'The Moon Loses its Memory' is the third solo release from Cormac O'Caoimh, the singer songwriter and classical guitarist from Cork.
As a result, what you get here is a collection of fourteen beautiful songs that veer between folk and indie pop. The CD is packaged as a digipak, with a lyric booklet which both feature some wonderful images courtesy of the photographer William Crowley, whose pictures tend to fit the songs perfectly. For example to the track 'Maze Of Your Heart' the pictures feature a spider's web caught in the sunlight.
The opening track, the above mentioned 'Maze Of Your Heart' is a guitar driven folky composition that slowly works its way into your psyche, gradually building, with lyrics that make more sense the more they are repeated as they can come across as quite abstract: - “You got wishes you're waltzing, assaulting, exhausting/ You got wishes you're waltzing, they're all danced out now”.
The track 'Man Of Sand' is a real tour de force, featuring guitar and violin with a stark arrangement, it is a track that compels you to listen. The lyrics are really strong here and stand out over the arrangement: - “I am, I am, I am a man of sand/ Deceived, defeated by conceit/ I am, I am, I am a man of sand. Deceived, defeated by conceit/ I make my own bad luck, like the marks on my torn shirt/ I stand tall but stay stuck, on land while the sea...Is taunting me”.
'Thirst & Water' is another high point on the album, a warm folksy masterpiece with guitar and vocals standing out in the mix, and featuring Aoife Regan on backing and harmonising vocals. This is a song that will remain with the listener long after it has ended. The lyrics discuss a relationship which doesn't appear to be at its best: - “I'm wearing the coat, the one you said didn't suit me/ I put on weight, stood up straight, to try to make it fit correctly... And I've got a match, your tears and my shoulder/ Your heart's growing cold, and mine's getting older”.
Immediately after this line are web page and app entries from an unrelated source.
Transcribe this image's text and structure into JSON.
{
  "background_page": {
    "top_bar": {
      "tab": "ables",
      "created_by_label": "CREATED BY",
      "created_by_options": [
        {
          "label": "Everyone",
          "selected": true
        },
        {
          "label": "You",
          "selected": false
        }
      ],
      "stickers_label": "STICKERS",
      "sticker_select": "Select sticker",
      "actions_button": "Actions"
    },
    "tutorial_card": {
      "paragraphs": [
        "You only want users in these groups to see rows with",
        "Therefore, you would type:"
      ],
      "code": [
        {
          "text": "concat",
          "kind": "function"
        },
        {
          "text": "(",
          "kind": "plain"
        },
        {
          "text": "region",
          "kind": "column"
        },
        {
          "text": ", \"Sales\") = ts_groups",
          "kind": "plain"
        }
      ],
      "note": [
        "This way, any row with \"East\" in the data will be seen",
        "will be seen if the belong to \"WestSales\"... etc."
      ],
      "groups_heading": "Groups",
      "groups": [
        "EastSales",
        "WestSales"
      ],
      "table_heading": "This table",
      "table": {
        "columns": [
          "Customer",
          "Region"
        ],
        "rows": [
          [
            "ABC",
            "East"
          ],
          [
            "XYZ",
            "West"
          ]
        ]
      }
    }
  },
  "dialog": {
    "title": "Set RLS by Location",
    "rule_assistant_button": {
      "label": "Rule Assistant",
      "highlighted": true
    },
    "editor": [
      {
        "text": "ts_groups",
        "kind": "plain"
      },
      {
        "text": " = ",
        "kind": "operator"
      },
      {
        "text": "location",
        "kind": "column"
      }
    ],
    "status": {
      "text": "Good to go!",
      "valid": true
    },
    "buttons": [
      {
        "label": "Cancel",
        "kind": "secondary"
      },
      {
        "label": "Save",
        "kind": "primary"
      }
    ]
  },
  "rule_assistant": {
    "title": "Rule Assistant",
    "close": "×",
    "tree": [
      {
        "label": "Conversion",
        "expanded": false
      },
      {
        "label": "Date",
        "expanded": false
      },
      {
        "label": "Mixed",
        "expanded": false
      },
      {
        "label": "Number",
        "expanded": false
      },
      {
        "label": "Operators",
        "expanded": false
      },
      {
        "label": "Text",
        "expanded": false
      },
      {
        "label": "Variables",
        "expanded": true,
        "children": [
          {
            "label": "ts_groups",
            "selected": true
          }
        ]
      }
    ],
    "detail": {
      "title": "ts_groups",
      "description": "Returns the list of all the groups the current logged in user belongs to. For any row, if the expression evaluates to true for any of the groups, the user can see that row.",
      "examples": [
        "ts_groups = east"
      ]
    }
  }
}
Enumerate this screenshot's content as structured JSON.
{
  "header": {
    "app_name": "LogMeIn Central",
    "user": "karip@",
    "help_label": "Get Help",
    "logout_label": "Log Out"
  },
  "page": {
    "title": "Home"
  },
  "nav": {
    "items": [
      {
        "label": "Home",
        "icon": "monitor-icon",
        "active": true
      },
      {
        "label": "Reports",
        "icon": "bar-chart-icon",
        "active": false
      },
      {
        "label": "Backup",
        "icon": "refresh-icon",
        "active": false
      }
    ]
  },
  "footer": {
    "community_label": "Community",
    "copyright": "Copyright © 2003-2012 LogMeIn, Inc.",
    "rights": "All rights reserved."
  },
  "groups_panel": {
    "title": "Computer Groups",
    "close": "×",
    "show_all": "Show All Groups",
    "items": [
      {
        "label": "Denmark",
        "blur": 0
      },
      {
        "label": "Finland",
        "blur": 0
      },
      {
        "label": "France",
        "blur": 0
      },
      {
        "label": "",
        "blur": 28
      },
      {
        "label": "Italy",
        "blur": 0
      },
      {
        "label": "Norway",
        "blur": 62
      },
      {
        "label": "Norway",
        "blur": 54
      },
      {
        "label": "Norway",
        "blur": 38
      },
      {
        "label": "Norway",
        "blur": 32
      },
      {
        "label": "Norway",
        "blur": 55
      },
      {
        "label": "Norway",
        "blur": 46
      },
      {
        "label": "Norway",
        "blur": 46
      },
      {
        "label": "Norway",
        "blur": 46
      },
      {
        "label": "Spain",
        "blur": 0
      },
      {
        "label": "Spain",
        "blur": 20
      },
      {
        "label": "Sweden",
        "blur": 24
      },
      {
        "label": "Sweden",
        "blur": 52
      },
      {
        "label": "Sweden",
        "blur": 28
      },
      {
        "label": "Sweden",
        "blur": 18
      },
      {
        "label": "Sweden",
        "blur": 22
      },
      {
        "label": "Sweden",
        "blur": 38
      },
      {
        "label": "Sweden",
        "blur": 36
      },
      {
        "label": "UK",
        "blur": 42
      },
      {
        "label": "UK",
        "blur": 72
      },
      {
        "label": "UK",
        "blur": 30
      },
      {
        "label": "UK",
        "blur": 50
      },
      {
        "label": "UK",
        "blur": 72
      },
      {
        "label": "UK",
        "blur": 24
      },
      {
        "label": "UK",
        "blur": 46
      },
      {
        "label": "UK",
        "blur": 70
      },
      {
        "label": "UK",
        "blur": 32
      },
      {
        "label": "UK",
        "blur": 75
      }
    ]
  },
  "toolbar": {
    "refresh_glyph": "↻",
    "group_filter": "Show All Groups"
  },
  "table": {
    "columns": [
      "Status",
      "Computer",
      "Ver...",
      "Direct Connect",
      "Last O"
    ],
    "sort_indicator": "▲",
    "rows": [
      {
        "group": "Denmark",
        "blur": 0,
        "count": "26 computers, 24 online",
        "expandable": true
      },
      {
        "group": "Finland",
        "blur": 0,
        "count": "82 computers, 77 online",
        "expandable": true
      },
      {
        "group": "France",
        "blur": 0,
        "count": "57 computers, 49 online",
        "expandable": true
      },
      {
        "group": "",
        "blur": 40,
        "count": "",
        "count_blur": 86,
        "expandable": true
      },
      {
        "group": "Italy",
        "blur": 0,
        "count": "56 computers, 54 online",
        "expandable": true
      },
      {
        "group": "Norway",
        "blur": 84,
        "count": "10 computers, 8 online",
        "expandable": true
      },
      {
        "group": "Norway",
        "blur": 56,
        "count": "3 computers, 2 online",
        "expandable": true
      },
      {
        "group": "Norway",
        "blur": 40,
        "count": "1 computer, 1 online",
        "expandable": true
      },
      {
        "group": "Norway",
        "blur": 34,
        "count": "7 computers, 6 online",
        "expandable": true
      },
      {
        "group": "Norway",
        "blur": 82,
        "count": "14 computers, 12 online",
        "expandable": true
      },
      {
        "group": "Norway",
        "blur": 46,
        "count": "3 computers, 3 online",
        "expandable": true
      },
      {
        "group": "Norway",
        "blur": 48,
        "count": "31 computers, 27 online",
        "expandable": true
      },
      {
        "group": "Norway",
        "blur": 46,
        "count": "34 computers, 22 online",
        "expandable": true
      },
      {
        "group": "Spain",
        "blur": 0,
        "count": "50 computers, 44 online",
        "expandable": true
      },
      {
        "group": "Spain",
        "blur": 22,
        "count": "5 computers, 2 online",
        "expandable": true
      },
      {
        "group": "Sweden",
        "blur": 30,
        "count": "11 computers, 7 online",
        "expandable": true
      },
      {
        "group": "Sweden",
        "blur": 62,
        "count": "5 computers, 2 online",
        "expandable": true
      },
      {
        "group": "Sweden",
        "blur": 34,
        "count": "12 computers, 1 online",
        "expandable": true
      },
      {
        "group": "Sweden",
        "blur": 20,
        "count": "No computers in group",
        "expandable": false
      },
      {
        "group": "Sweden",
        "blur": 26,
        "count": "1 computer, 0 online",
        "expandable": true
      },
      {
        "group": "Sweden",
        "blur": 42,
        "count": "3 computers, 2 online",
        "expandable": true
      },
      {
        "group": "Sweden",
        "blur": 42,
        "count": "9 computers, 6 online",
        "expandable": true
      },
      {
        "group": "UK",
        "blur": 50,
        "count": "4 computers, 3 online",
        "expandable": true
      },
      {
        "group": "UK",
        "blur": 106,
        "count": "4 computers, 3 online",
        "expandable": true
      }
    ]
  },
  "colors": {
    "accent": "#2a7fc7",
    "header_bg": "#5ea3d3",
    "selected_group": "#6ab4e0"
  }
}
Overall, this is an excellent piece of work, in which some of the minimal arrangements work far better for their sparseness. This would be an excellent addition to anyone's CD collection.
Cormac O'Caoimh online